Professor David Driesen's New Book Analyzes "The Specter of Dictatorship"
The Specter of Dictatorship: Judicial Enabling of Presidential Power (Stanford UP, 2021)
In The Specter of Dictatorship, University Professor David Driesen analyzes the chief executive's role in the democratic decline of Hungary, Poland, and Turkey and argues that an insufficiently constrained presidency is one of the most important systemic threats to democracy.
Driesen urges the United States to learn from the mistakes of these failing democracies. Their experiences suggest, Driesen shows, that the US Supreme Court must eschew its reliance on and expansion of the "unitary executive theory" and apply a less deferential approach to presidential authority, invoked to protect national security and combat emergencies, than it has in recent years.
Ultimately, Driesen argues that concern about loss of democracy should play a major role in jurisprudence, because loss of democracy can prove irreversible. As autocracy spreads throughout the world, maintaining our democracy has become an urgent matter.
Abstract: Chapter 5—The Specter of Dictatorship: Poland, Hungary and Turkey
This chapter, the heart of the book, examines the role of executive power in undermining democracy in Poland, Hungary, and Turkey.
In all three cases, creation of centralized control over the executive branch of government paved the way for autocracy, leading to politicized use of prosecution to undermine political opponents, shrinking of the media available to dissenters, and tilting the electoral playing field.
This analysis focuses primarily on centralization of control over prosecution, media authorities, and electoral commissions. In Hungary and Turkey, abuse of emergency powers accelerated the establishment of autocracy.
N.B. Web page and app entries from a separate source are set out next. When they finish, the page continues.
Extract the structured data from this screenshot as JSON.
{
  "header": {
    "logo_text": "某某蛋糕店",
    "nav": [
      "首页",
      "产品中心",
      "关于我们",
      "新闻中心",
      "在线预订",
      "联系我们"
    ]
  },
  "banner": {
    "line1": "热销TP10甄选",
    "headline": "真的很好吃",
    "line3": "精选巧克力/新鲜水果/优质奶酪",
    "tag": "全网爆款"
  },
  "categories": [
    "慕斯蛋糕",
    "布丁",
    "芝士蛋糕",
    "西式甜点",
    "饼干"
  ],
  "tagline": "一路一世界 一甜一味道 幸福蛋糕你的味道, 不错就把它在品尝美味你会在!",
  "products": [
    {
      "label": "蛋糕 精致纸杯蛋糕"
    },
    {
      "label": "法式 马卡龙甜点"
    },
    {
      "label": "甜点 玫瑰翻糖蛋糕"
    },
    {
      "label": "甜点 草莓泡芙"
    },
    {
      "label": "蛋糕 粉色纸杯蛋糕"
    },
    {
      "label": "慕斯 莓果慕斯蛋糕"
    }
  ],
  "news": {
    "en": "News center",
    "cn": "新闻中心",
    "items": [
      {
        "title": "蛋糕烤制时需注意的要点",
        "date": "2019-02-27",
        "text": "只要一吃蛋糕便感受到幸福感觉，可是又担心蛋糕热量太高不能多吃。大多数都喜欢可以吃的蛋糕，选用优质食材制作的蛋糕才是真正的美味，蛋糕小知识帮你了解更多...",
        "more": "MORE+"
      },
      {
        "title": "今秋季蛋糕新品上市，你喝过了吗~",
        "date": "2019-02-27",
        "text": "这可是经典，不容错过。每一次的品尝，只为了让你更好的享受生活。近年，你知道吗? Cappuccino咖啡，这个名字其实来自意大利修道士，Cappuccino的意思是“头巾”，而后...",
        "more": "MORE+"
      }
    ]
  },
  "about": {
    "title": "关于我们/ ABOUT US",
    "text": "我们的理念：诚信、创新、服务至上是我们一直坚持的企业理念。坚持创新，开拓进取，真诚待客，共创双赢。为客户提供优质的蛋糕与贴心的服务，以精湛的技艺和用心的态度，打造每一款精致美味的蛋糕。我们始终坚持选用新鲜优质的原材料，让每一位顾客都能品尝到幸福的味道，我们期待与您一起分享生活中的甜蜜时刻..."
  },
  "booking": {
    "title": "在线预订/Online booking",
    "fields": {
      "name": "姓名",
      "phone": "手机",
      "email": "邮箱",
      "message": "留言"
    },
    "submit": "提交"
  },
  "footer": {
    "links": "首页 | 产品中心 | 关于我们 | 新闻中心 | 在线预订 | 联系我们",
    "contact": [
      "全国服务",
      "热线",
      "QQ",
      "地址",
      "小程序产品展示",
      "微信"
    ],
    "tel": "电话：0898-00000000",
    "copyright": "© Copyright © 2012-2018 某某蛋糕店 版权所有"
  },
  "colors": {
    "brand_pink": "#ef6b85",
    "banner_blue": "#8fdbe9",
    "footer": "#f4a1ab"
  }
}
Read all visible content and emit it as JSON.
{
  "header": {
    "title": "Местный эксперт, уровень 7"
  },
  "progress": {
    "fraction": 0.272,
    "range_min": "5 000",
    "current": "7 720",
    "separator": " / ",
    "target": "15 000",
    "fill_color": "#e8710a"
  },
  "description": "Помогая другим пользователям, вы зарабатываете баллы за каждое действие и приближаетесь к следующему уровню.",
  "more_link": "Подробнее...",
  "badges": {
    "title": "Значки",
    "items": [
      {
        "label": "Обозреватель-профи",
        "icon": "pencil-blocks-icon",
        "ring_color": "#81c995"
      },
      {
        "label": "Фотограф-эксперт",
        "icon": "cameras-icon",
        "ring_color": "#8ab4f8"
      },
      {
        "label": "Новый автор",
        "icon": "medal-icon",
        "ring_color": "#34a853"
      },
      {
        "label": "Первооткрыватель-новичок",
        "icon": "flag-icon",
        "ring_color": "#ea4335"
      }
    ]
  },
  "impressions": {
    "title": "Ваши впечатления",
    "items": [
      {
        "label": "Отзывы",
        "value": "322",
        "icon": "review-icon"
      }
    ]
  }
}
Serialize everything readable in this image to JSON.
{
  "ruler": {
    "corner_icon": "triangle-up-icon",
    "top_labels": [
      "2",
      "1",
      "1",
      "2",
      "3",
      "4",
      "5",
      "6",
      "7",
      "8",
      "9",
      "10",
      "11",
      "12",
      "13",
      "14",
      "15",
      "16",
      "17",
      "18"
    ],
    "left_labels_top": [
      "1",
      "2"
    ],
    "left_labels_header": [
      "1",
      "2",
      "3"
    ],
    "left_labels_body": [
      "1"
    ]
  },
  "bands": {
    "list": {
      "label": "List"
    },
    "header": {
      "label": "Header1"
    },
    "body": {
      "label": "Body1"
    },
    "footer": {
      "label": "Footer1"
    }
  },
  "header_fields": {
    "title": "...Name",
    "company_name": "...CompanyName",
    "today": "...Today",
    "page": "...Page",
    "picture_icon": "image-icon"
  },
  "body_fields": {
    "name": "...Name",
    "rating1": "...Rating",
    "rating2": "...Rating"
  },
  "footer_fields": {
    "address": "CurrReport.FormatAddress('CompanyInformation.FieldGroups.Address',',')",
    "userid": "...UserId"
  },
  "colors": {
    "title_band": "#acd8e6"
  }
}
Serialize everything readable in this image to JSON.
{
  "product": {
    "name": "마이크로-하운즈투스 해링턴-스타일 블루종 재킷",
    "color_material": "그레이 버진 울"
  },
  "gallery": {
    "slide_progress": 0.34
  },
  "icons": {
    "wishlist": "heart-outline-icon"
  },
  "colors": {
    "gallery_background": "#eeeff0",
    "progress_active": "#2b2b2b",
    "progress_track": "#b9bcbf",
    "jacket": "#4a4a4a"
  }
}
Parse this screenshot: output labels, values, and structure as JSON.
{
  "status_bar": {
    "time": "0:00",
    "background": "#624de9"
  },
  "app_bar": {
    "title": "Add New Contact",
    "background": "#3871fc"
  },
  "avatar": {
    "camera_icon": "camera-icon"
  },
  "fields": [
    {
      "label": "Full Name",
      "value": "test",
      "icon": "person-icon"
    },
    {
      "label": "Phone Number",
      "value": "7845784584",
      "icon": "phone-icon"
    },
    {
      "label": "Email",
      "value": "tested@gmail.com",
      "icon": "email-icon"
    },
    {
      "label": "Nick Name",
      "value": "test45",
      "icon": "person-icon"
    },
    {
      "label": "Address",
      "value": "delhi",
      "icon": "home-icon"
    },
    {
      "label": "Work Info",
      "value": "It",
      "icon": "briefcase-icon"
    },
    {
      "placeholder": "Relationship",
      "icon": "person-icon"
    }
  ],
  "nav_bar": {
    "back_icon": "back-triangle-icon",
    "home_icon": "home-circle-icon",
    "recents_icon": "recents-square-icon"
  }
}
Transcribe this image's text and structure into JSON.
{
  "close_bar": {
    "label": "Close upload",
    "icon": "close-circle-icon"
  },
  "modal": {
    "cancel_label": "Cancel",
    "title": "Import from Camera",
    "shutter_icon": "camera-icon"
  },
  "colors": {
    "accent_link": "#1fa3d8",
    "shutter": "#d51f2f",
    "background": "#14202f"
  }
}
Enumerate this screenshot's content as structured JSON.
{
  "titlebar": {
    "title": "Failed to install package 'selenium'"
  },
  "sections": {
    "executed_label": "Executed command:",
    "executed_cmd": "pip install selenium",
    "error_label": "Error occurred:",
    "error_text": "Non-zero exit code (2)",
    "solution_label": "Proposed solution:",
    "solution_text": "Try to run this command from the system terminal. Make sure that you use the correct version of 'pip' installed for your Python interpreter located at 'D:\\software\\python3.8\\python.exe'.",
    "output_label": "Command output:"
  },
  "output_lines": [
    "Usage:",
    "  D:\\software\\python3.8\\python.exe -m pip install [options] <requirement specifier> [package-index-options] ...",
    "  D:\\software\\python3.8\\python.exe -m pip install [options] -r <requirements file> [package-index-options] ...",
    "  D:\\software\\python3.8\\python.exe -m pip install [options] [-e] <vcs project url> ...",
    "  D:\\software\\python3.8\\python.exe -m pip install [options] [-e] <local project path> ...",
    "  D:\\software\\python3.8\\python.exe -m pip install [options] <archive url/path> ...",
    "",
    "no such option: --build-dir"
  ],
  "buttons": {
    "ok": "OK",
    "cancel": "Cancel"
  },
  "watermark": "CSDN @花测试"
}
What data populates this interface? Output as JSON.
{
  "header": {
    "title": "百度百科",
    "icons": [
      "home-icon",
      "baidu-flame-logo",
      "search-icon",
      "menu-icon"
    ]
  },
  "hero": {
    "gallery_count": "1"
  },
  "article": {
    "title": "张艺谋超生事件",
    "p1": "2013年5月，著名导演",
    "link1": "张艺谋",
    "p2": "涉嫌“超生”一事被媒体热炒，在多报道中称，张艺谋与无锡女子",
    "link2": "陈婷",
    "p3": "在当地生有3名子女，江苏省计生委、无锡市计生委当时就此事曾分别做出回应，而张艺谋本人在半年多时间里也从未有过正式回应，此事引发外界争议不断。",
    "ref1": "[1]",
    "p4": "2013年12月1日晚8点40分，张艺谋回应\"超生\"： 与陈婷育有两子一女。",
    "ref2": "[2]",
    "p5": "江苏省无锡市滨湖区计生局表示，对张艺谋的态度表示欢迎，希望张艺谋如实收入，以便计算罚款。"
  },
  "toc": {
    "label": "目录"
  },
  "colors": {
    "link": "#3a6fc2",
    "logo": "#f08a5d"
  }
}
These countries' autocrats eroded democracy with the support of a political party enjoying the support of at least a substantial minority of voters. Party members in Parliament helped destroy democracy by voting in lockstep fashion to support "reforms" undermining independent agencies and prosecutorial independence.